··· SUPPLIED MATERIAL

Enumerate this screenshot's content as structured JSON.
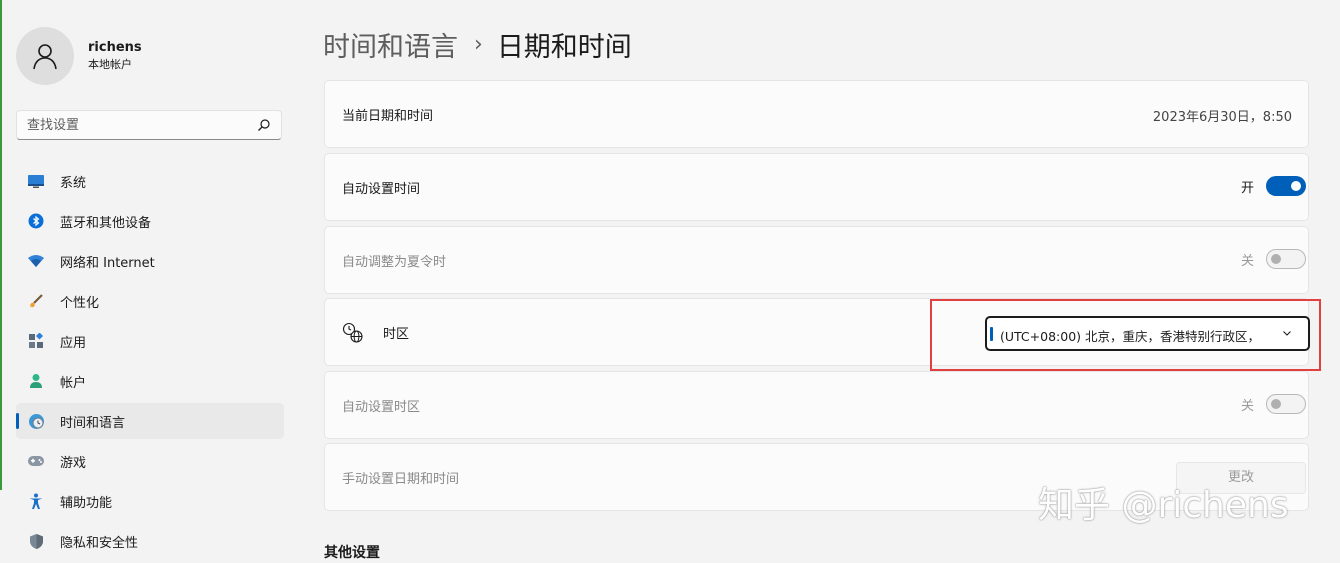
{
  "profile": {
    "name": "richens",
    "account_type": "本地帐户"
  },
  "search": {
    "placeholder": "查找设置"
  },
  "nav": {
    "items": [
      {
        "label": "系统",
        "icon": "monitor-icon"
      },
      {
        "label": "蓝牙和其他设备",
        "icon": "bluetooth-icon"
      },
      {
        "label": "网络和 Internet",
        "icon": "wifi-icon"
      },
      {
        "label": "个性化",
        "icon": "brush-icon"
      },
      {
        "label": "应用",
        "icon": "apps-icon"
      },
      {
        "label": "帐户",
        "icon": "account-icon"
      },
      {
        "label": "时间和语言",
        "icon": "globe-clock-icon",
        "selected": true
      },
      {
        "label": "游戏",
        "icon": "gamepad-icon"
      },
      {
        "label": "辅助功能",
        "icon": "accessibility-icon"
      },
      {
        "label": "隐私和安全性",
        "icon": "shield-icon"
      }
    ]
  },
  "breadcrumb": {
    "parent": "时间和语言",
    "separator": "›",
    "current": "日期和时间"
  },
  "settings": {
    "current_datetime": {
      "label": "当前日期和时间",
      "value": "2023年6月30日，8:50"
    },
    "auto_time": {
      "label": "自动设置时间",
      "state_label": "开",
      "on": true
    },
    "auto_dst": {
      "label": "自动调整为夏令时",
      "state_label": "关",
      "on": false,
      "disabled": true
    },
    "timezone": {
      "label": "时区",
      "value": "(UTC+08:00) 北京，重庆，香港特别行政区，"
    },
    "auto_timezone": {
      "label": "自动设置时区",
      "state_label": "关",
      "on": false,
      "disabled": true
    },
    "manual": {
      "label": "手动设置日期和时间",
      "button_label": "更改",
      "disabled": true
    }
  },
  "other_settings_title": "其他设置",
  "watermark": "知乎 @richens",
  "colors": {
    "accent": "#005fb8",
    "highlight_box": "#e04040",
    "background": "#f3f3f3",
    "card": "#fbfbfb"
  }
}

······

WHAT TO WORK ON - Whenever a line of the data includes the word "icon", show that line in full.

ANSWER BOX -
        "icon": "monitor-icon"
        "icon": "bluetooth-icon"
        "icon": "wifi-icon"
        "icon": "brush-icon"
        "icon": "apps-icon"
        "icon": "account-icon"
        "icon": "globe-clock-icon",
        "icon": "gamepad-icon"
        "icon": "accessibility-icon"
        "icon": "shield-icon"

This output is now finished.